One of the most common problems with presentations stems from the relationship between the presenter and their visual aids. The relationship between these two aspects of a presentation is fundamental to its success, and it is like the relationship between a man and his donkey.
Typically a man would use a donkey to help carry the load. Donkeys are very good at carrying heavy loads and are very sure-footed but they rarely know where to go so they must be lead by the man.
Similarly, visual aids can be very good at creating strong mental images which helps the presenter to communicate his or her message. However, the presenter must lead the visual aid.
All too often, presenters bring up the next slide before they start talking about the subject. This may be because they are relying on the slide to remind them what to talk about next, or it may be because they don’t know any better. This turns the whole process of giving a presentation on its head. The slides lead the presentation and the presenter is reduced to the role of explaining what the slides say.
The problem is that the audience look at the slide as soon as it comes up, if the slide is understandable then the audience will immediately know what the presenter is going to talk about. They very quickly decide whether or not they already know about this aspect of the presentation and decide whether to listen to the speaker or switch off. This is made even worse if the slides contain a set of bullet points, which the audience can read.
While the slides, just like a donkey, can be the presenter’s beast of burden, conveying large amounts of information succinctly and successfully, hence relieving the presenter from having to describe everything in great detail, remember the slides need to be led by the presenter for the presentation to go in the right direction.

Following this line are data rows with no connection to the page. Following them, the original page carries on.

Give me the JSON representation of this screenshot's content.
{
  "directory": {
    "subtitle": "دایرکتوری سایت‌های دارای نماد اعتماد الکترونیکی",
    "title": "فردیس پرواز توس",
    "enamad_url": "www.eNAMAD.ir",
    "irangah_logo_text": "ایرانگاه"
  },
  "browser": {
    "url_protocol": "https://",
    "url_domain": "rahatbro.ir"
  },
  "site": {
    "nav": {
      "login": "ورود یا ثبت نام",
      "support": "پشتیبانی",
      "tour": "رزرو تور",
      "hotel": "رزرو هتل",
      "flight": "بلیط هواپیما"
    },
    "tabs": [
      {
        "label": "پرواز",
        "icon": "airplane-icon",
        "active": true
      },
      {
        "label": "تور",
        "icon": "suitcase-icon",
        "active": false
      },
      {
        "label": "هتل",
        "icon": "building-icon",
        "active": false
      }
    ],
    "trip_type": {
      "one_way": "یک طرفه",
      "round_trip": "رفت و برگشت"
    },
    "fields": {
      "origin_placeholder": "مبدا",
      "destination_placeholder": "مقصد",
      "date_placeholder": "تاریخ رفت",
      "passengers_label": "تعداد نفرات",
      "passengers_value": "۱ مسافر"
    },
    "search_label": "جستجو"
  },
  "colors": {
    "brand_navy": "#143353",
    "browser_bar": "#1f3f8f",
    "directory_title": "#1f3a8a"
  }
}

What load should your donkey carry?
To put it another way what are your slides for? Your visual aids should be exactly what it says on the tin. They should be something worth looking at and should help to get your message across.
Common mistakes with slides include using then as the speakers notes, which we have already covered above and using them as handouts after the presentation. Visual aids do not make good handouts. If your slides work well as a handout to be re-read after then event when you are no longer present, I can guarantee that they will not work well as visual aids. This is because visual aids need to be designed to accompany the spoken word, while handouts need to be designed as stand alone documents that work on their own without any additional words.
When can your donkey lead?
The only time that it is safe to display a visual aid, in advance of talking about the subject, is when the visual aid needs to be explained before is becomes meaningful. Creating visual aids of this nature can work very well, as when it is displayed they audience look at it and think “what is this all about?” and will immediately turn their attention back to the speaker of an explanation. Well designed animation has its part to play in this type of slide, so that the picture comes together through animation of the slide as the presenter tells the story.
All the very best with your future presentations
By Graham Young